Robyn Annear

My books.

My published works, in brief…

 

Bearbrass | Nothing But Gold | The Man Who Lost Himself

Fly A Rebel Flag | A City Lost and Found

 

BearbrassBearbrass: Imagining early Melbourne

Mandarin, 1995; Black Inc, 2005

‘When I lived there, I made Melbourne my village. I’m not talking about suburban Melbourne, where rusticity can be as close as the corner shop: a few Scotch thistles, a galvanised iron roof and a flickering Peter’s ice cream cone can work magic on your sense of time and place. I made my village of central Melbourne – and it’s a village that takes some finding. I think of it as Bearbrass…’

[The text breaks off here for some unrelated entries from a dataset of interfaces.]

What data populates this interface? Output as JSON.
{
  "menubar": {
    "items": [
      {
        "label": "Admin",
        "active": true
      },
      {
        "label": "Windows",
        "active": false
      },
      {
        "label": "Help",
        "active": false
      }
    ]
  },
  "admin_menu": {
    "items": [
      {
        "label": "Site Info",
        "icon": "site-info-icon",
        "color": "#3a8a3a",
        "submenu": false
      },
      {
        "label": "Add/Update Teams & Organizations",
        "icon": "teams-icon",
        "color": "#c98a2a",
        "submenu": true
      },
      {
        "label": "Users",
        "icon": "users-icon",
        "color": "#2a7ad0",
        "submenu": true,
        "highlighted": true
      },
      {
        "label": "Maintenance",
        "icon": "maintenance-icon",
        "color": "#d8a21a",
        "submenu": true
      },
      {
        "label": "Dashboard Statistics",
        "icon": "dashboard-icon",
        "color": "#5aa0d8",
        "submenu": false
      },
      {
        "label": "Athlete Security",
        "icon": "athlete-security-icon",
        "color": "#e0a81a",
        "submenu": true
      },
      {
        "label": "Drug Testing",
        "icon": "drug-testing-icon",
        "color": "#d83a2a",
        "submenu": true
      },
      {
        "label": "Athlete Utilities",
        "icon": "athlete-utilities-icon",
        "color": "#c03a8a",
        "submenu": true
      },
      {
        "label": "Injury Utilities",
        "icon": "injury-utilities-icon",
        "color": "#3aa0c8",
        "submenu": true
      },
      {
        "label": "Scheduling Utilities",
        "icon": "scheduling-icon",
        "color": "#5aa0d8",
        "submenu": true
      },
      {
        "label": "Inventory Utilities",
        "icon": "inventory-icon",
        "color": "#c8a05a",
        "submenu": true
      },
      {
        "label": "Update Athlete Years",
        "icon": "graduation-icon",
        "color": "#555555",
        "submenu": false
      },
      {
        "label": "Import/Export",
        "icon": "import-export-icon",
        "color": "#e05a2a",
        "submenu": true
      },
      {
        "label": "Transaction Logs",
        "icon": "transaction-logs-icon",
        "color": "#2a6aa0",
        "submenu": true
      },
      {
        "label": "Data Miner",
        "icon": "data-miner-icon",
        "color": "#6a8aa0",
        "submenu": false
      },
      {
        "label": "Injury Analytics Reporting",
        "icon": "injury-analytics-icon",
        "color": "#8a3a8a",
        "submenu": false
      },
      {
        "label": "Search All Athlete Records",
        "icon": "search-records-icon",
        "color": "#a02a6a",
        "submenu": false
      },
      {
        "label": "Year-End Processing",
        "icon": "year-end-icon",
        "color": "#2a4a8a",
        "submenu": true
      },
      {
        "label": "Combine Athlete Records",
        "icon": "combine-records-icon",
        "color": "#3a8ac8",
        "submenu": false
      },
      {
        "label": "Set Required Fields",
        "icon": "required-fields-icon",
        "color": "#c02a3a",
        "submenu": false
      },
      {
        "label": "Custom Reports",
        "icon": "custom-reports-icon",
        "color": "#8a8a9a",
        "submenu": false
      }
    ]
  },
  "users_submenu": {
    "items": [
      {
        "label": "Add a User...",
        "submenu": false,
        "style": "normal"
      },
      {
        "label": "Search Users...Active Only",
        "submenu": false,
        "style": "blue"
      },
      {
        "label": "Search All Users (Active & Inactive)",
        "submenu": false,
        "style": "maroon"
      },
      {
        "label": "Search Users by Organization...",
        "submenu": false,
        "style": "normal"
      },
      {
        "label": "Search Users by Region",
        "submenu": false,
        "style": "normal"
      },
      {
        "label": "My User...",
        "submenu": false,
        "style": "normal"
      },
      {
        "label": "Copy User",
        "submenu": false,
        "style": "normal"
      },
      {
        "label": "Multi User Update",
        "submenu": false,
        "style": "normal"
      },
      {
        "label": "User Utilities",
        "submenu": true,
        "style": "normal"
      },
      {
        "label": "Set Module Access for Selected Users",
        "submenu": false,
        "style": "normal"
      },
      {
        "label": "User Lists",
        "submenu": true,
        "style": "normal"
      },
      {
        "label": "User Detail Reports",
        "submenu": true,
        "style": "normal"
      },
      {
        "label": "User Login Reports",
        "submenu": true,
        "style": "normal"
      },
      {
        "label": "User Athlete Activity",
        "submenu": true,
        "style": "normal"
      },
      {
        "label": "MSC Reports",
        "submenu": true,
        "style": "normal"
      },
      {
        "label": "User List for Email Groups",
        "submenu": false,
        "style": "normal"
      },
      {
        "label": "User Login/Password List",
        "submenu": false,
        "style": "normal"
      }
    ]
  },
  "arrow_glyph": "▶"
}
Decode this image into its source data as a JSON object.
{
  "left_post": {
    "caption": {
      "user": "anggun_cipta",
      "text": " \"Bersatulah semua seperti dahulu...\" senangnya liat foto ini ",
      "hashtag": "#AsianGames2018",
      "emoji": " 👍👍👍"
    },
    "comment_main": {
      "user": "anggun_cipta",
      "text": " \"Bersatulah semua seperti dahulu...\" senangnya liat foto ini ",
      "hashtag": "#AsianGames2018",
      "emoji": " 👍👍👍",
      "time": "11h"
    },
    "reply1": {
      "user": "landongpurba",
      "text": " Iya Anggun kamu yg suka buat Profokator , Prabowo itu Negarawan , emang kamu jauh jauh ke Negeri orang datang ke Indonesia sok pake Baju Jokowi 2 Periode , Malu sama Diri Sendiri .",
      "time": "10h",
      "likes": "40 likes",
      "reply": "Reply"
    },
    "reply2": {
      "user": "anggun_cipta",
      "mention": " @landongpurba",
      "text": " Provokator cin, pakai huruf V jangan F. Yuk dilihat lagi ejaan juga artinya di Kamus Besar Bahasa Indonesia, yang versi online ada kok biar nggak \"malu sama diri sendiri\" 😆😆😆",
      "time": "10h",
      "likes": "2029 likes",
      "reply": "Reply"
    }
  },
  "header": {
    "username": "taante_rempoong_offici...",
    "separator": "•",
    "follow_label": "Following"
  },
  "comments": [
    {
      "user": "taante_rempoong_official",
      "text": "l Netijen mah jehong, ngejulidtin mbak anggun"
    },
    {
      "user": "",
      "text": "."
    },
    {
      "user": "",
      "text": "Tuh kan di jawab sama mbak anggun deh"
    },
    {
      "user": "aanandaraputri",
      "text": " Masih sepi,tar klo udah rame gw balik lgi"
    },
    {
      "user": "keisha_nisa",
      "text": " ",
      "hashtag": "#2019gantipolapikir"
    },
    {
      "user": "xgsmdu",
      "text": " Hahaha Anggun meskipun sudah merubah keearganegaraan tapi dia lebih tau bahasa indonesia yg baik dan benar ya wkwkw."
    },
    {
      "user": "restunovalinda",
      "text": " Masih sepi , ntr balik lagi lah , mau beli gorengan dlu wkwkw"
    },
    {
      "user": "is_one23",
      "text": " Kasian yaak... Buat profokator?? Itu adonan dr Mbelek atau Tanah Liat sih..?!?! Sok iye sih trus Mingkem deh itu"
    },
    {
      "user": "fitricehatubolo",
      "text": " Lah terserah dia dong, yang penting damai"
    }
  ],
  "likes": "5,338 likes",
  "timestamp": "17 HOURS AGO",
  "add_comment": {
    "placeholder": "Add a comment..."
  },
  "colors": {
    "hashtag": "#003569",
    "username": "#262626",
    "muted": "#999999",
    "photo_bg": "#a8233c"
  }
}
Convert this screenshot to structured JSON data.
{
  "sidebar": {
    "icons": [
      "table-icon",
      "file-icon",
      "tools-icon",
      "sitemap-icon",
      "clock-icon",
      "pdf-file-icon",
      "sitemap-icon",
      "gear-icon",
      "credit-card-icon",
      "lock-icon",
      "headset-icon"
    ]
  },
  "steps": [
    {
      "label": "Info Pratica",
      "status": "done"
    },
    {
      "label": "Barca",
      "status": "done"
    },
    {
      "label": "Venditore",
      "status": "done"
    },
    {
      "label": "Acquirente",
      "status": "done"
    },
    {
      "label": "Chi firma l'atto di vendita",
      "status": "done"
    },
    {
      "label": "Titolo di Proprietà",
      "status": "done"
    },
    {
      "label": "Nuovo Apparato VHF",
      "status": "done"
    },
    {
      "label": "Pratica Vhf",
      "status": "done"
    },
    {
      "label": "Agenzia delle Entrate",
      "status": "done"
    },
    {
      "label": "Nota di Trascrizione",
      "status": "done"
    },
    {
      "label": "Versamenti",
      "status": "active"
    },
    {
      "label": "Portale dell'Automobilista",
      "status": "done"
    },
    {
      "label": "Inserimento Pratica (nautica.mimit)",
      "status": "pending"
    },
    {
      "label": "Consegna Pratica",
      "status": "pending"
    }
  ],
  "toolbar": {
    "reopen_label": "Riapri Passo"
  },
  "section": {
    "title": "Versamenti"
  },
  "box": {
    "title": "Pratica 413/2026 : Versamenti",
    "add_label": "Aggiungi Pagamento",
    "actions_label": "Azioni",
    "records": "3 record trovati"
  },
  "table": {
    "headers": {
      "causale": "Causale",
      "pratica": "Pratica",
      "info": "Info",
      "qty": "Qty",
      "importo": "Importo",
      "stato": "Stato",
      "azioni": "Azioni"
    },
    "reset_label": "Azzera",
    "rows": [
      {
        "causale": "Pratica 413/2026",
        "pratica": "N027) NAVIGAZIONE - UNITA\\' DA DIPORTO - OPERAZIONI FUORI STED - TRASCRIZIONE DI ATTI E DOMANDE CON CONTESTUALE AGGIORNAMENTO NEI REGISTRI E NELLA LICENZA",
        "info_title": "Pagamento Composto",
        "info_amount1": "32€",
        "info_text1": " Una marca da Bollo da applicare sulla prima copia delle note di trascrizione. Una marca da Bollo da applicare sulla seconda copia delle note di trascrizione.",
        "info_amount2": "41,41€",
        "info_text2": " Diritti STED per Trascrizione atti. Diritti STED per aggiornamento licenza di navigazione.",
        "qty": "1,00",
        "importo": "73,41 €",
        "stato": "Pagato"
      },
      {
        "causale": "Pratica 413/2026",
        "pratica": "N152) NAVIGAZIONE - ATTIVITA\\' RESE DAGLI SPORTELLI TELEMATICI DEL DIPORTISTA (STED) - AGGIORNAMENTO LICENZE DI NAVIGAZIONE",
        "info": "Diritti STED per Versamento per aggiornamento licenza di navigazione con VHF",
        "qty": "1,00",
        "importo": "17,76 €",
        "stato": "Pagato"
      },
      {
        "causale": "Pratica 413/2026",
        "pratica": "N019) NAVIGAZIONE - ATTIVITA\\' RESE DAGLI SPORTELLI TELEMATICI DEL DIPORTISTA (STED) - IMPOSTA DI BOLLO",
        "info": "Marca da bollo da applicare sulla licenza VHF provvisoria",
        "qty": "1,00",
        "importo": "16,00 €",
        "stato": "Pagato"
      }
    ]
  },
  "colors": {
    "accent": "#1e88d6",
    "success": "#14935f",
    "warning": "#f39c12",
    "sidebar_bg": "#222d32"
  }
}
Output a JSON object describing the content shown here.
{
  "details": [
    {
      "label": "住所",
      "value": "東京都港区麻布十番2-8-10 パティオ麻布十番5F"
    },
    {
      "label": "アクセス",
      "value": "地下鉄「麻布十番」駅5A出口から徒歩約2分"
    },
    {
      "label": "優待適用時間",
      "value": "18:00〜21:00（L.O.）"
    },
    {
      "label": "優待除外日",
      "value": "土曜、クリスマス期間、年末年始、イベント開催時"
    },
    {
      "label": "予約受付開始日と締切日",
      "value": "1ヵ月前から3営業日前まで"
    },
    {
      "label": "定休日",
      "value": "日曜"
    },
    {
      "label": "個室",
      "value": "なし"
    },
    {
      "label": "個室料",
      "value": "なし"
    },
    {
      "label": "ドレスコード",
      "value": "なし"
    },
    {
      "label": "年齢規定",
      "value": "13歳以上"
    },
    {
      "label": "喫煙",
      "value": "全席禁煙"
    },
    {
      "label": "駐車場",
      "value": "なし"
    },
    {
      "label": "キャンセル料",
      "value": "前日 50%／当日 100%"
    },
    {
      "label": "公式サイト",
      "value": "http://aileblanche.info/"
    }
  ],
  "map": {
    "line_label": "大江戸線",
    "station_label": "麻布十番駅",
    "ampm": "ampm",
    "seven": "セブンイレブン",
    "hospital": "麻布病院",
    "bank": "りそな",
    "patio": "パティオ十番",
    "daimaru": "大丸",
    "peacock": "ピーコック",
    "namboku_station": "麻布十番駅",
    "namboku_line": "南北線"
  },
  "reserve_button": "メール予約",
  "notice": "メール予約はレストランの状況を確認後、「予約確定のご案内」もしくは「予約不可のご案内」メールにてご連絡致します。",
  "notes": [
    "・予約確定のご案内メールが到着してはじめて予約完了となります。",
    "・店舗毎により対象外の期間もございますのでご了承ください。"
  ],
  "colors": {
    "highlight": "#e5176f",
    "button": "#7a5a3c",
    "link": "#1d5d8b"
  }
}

Bearbrass (one of the local names by which Melbourne was first known) is an attempt to resurrect the village that was early Melbourne – from the arrival of white settlers in 1835 until the first gold rushes shook the town – overlaid with my own impressions and experiences of the modern city.

 

Nothing But GoldNothing But Gold: The diggers of 1852

Text Publishing, 1999

Within a year of gold’s discovery in 1851, the infant colony of Victoria was transformed from a sump for ex-convicts to a Land of Opportunity.

To be on the diggings in 1852 was to be in the thick of it. And in that astonishing year 75,000 adventurers learnt as much about housekeeping as they did gold-digging – the same shovel a digger used to fry up his breakfast might unearth him a fortune before lunch.

Australia became the talk of the world in 1852, a moment in our history when there was nothing but gold.

 

The Man Who Lost HimselfThe Man Who Lost Himself: The unbelievable story of the Tichborne Claimant

Text Publishing, 2002

Tom Castro, the Wagga Wagga butcher, had a jowly face and carried himself like an uneven load, tipping the scales at twenty-one stone. Roger, the young Tichborne heir – before he was lost at sea in 1854 – was all narrowness: long neck, hock-bottle shoulders and hips that were hardly there. He walked ‘like a Frenchman’.

Not even Roger’s mother could tell them apart.

After all, a man might change his shape in a dozen years; and so it was that Tom Castro declared himself to be the long-lost Roger and headed for London to claim his inheritance. By 1871 there was no more notorious celebrity in the British Empire than the charismatic Claimant: the subject of songs, plays, cartoons, endless speculation and one of the longest-running court cases in British judicial history.

But who was he, really?

 

Fly a Rebel FlagFly a Rebel Flag: The Eureka stockade

black dog books, 2004

The diggers were fed up with being hounded by the police, forced to show their gold licences on demand, like common criminals. At last the diggers of Ballarat made a stand for justice. They took up arms, built a stockade, and swore to defend themselves and each other against the authorities.

When government troops stormed the Eureka stockade the battle lasted just twenty minutes, but it changed Australia forever.

Was it a blow for democracy? A glorious rebellion? Or just a bloody massacre? You decide.
(For younger readers)

 

A City Lost and FoundA City Lost and Found: Whelan the Wrecker’s Melbourne

Black Inc, 2005

The demolition firm of Whelan the Wrecker was a Melbourne institution for a hundred years (1892-1992). Its famous sign – ‘Whelan the Wrecker is Here’ on a pile of shifting rubble – was a laconic masterpiece and served as a vital sign of the city’s progress. It’s no stretch to say that over three generations, the Whelan family changed the face of Melbourne, demolishing hundreds of buildings in the central city alone.

In A City Lost and Found I use Whelan’s demolition sites as portals by which to explore layers of the city laid bare by their pick-axes and iron balls. From beneath the rubble I bring to light fantastic stories of Melbourne’s building sites and their many incarnations, in a book about the making – and remaking – of a city.